“It is impossible for us to understand the pain, suffering and anger associated with the museum’s past damaging practices, but what we do know is that these actions were morally wrong,” Ms Torossi said.
“We acknowledge that TMAG was responsible for removing ancient cultural artefacts without consultation with Tasmanian Aboriginal people. The removal of the Preminghana petroglyphs in the 1960s is a key example of such practices.
“However, our apology is broader than just the petroglyphs and covers a range of past actions and practices that have resulted in immense hurt and suffering to Tasmanian Aboriginal people.”
“That is why the Board of TMAG has made the important decision to apologise unconditionally for these actions.
“We hope that today marks a more honest way of being with the past and a new sense of responsibility for all that has kept us apart.
“We make our apology with no expectation of forgiveness but it is given from our hearts, as we look to the future with a genuine commitment to change.
“The journey towards developing our apology has already taught us many valuable lessons about the importance of truly listening and engaging respectfully with members of the Tasmanian Aboriginal community.
“However, there is always more to do. TMAG has laid out in its apology a range of commitments to a different future working together with Tasmanian Aboriginal people, which we hope marks the beginning of a new phase of respect, good faith and productive collaboration.”
RST President, Ms Mary Koolhof, said that the Society expressed hope that today’s apology would be a step towards healing.
“The historical record shows very clearly that actions by past members of the Royal Society of Tasmania caused harm to the Aboriginal community,” Ms Koolhof said.
“Aboriginal remains were exhumed by members of the Society, without regard for the cultural, spiritual and personal significance of those remains.
“These actions took place in the past but the harm it caused remains very real today, especially for Tasmanian Aboriginal people.
“The Royal Society of Tasmania offers this apology because it is the right thing to do, and in the hope that it will be a step forward.

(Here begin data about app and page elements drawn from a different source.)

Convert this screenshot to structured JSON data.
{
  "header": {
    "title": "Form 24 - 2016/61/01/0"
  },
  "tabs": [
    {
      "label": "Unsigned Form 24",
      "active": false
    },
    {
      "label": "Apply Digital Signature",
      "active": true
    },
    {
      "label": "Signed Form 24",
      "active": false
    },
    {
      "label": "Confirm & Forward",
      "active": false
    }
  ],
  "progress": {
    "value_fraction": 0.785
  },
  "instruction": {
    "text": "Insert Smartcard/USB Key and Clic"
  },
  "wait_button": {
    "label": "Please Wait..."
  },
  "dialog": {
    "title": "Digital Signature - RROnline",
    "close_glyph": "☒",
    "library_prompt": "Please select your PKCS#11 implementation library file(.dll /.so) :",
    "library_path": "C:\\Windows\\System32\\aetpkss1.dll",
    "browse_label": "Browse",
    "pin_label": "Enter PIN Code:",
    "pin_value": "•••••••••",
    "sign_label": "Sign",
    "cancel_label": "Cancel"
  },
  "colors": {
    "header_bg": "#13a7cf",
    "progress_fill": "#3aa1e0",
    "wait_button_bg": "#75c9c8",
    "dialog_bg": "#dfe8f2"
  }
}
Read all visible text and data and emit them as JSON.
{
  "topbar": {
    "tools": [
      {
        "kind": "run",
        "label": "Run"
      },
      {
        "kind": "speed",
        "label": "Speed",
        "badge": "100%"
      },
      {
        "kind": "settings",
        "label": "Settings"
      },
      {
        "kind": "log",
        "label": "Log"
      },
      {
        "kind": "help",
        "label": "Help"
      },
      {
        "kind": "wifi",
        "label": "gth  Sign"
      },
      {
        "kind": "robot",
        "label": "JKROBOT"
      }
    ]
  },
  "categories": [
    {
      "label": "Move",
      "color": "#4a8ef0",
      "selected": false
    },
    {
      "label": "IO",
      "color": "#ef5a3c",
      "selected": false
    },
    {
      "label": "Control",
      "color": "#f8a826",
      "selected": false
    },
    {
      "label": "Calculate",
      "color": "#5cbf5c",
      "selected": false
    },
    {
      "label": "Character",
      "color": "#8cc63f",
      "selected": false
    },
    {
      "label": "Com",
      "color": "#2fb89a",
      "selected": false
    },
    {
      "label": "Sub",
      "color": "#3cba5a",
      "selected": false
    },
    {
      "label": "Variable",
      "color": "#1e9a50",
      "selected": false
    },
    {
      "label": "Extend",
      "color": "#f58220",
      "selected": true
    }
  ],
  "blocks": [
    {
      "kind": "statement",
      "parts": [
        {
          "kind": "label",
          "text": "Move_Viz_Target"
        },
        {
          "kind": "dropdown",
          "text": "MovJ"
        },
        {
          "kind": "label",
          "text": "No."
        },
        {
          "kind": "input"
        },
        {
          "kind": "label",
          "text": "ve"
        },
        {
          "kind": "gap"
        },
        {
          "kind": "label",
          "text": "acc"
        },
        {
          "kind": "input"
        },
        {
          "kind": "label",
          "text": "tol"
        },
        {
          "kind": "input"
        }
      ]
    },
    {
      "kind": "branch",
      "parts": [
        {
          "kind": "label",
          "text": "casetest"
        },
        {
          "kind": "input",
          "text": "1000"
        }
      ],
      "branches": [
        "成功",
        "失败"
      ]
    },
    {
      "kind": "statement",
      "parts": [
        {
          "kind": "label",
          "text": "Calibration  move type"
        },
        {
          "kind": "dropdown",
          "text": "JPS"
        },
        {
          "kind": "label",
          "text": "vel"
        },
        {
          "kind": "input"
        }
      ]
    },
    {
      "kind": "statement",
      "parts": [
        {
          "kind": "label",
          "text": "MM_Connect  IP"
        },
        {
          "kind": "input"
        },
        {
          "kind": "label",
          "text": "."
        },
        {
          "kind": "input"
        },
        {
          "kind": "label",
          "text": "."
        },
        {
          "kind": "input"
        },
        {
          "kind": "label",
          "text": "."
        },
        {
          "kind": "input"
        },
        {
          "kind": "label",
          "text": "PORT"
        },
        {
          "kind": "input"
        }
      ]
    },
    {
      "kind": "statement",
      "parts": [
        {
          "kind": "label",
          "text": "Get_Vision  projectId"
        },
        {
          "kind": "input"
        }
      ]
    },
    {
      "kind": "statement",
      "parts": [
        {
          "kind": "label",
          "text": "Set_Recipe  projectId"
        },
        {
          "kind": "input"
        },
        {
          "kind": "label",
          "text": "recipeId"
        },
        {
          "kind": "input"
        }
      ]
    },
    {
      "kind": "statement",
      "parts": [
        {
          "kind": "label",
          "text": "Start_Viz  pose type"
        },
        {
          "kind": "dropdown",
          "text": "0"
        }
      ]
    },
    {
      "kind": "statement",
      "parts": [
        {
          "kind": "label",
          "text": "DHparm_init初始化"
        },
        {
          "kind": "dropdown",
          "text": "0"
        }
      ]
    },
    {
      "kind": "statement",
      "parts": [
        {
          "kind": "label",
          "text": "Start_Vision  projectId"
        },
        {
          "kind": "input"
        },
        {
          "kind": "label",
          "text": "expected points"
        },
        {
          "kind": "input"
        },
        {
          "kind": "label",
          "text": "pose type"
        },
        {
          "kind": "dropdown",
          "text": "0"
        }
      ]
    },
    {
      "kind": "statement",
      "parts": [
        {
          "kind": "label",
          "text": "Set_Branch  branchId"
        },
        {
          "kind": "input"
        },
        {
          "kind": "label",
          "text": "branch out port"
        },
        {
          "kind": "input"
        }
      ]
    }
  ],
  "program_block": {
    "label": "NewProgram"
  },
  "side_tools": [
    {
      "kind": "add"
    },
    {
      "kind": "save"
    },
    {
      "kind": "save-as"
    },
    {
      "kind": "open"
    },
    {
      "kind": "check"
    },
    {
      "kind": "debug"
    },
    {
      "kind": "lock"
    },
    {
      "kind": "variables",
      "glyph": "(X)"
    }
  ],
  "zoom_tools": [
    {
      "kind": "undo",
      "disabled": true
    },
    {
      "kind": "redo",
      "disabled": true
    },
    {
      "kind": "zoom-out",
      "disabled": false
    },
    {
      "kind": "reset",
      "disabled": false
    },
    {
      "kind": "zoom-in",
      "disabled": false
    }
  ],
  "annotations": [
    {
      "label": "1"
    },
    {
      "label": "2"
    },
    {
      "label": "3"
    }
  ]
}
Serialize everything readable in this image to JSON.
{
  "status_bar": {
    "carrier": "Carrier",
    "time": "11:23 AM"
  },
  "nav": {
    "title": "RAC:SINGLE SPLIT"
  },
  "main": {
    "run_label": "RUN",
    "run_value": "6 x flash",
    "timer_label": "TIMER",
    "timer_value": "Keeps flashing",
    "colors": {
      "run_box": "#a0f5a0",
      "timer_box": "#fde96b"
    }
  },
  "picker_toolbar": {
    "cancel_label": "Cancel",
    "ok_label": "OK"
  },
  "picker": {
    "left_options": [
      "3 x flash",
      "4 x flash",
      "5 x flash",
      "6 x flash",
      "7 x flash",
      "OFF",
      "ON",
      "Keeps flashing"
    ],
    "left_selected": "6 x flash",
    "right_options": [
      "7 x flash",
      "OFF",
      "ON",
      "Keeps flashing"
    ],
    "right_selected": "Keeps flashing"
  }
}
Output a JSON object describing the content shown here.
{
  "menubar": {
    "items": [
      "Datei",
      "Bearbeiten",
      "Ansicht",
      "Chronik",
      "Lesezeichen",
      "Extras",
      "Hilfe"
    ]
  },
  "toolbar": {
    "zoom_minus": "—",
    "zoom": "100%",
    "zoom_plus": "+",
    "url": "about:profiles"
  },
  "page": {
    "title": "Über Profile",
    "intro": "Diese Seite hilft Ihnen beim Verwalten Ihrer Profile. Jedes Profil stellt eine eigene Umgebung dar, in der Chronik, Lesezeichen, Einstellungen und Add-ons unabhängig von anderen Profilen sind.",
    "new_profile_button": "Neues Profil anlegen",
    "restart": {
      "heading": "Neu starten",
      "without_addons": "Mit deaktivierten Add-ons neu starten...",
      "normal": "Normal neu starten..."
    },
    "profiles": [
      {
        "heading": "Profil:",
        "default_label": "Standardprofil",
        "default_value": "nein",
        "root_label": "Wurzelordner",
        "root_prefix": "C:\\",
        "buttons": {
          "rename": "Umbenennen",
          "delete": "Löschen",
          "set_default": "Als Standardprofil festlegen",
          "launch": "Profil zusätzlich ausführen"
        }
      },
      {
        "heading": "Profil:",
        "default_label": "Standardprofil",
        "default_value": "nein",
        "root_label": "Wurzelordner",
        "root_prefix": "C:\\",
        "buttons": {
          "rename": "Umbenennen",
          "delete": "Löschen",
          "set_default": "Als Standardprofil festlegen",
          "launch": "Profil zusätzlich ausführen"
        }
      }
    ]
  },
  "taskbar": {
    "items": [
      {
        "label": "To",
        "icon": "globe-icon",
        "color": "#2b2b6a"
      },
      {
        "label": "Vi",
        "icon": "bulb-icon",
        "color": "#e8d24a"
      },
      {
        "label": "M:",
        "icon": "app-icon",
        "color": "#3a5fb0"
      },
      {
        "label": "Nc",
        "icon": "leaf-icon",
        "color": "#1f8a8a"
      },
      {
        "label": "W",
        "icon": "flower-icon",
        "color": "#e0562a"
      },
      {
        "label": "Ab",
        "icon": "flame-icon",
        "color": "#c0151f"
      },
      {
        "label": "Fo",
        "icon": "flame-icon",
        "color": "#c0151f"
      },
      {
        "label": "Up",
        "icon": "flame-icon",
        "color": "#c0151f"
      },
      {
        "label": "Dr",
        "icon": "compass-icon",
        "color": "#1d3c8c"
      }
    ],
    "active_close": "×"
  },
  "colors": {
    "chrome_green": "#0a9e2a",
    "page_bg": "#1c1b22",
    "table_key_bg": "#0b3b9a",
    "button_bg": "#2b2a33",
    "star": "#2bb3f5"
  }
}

“We also acknowledge that this apology has taken too long, and that it can never reverse the wrongs of the past nor erase the pain and grief felt by many people.
“The Society expresses hope than an apology, coupled with a commitment to action, can become a step forward.”
A copy of the full apology statement made on behalf of TMAG has been published on the organisation’s website, and a printable version can also be downloaded here. A copy of the statement made on behalf of the RST is available at the Society’s website. The apology statements will also be on public display within the museum and in the RST lecture room at TMAG.